Page and application data records:
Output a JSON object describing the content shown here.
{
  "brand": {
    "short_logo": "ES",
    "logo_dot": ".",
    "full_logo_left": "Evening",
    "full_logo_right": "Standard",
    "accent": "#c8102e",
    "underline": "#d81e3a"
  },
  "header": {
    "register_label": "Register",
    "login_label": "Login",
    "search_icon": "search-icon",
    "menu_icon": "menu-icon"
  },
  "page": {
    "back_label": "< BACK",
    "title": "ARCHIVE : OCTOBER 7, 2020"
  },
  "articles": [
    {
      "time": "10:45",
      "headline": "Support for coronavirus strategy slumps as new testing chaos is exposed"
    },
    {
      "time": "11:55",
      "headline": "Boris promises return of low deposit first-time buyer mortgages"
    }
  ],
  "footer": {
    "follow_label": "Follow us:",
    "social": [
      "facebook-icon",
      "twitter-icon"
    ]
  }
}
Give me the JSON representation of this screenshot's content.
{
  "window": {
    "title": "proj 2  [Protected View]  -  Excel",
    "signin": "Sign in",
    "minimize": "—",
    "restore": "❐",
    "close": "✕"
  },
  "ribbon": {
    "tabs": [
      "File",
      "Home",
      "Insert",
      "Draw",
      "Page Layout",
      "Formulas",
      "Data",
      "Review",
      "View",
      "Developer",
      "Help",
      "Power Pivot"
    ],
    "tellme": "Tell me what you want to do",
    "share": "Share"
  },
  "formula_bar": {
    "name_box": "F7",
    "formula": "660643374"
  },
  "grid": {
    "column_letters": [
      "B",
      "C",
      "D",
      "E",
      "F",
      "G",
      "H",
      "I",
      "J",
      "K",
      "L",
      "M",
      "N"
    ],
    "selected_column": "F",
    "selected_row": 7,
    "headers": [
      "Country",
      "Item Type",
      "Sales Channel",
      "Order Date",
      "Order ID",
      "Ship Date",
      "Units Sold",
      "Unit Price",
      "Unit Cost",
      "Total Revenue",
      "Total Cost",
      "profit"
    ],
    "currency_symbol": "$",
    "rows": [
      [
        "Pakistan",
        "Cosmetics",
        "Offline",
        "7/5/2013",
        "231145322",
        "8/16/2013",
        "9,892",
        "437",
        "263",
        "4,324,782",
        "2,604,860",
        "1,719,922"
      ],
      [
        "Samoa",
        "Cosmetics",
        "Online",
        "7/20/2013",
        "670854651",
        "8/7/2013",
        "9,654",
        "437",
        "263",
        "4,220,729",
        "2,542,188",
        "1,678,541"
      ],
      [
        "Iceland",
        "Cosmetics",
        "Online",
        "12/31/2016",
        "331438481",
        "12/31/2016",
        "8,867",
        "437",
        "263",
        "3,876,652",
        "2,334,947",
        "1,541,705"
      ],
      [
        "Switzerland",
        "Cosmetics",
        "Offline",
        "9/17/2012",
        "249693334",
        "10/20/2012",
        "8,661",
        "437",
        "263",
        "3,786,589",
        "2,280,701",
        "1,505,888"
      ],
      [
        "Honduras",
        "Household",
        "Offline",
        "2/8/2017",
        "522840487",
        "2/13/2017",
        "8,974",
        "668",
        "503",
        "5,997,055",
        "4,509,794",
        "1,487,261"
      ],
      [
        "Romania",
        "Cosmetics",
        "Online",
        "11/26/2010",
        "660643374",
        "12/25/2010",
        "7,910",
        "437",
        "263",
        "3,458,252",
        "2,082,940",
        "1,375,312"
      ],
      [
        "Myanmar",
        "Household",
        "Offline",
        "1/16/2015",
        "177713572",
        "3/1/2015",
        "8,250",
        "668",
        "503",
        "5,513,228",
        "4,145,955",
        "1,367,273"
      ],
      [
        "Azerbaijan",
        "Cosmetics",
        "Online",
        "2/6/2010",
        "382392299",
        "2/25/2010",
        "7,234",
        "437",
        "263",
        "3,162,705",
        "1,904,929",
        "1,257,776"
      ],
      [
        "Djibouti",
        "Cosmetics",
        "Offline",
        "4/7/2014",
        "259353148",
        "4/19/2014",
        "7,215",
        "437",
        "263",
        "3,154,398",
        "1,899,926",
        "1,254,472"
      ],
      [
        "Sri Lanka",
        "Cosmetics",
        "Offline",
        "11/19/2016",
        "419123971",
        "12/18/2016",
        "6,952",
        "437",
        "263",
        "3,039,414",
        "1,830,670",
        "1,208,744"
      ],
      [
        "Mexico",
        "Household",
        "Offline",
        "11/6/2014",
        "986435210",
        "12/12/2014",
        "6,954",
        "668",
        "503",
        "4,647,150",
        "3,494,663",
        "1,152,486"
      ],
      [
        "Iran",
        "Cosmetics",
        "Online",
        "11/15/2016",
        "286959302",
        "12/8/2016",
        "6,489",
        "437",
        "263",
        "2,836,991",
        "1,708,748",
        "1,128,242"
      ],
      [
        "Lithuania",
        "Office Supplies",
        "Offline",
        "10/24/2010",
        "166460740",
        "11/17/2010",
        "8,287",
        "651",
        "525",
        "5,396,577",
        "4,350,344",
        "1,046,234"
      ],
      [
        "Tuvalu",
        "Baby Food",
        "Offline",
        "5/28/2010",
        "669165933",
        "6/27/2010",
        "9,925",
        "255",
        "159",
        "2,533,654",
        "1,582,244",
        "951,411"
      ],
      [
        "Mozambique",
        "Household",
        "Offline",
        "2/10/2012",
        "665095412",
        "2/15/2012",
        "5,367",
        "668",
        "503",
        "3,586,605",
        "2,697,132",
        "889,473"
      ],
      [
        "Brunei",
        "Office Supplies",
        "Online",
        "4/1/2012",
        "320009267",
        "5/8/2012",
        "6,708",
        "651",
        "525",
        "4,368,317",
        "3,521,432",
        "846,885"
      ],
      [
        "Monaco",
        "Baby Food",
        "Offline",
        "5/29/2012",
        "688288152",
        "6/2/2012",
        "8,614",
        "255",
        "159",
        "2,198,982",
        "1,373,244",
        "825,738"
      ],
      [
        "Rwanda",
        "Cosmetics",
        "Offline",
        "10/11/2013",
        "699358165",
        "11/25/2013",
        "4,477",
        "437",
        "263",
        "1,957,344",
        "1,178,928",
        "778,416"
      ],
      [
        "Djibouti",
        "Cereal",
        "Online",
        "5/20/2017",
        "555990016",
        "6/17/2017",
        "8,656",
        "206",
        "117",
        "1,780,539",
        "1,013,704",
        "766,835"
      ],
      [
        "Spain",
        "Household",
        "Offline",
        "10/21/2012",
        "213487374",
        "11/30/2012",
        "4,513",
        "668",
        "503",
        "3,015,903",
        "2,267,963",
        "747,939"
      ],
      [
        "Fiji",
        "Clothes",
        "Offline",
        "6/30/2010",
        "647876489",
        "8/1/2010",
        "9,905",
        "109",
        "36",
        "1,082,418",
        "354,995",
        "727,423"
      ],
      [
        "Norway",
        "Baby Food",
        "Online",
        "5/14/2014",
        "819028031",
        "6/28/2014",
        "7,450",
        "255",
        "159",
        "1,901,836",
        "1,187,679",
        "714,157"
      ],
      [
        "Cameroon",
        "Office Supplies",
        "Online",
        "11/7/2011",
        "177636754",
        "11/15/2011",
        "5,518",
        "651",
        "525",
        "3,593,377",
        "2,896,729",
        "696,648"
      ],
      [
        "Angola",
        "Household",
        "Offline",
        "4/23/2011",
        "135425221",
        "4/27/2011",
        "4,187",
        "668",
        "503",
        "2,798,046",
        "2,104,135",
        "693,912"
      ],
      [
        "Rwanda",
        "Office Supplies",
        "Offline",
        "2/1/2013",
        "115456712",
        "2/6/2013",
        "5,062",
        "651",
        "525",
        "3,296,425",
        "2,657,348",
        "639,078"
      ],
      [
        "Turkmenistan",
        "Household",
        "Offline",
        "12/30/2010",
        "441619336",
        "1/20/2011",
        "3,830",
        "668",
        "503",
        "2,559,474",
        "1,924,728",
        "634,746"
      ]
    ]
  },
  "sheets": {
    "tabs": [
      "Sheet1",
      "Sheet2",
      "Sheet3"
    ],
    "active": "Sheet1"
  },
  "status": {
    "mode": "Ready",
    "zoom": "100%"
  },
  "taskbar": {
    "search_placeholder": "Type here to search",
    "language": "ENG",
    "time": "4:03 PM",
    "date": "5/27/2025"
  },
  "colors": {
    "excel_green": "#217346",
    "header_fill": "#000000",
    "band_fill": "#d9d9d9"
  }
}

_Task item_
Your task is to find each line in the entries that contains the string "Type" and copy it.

_Exercise solution_
      "Item Type",
    "search_placeholder": "Type here to search",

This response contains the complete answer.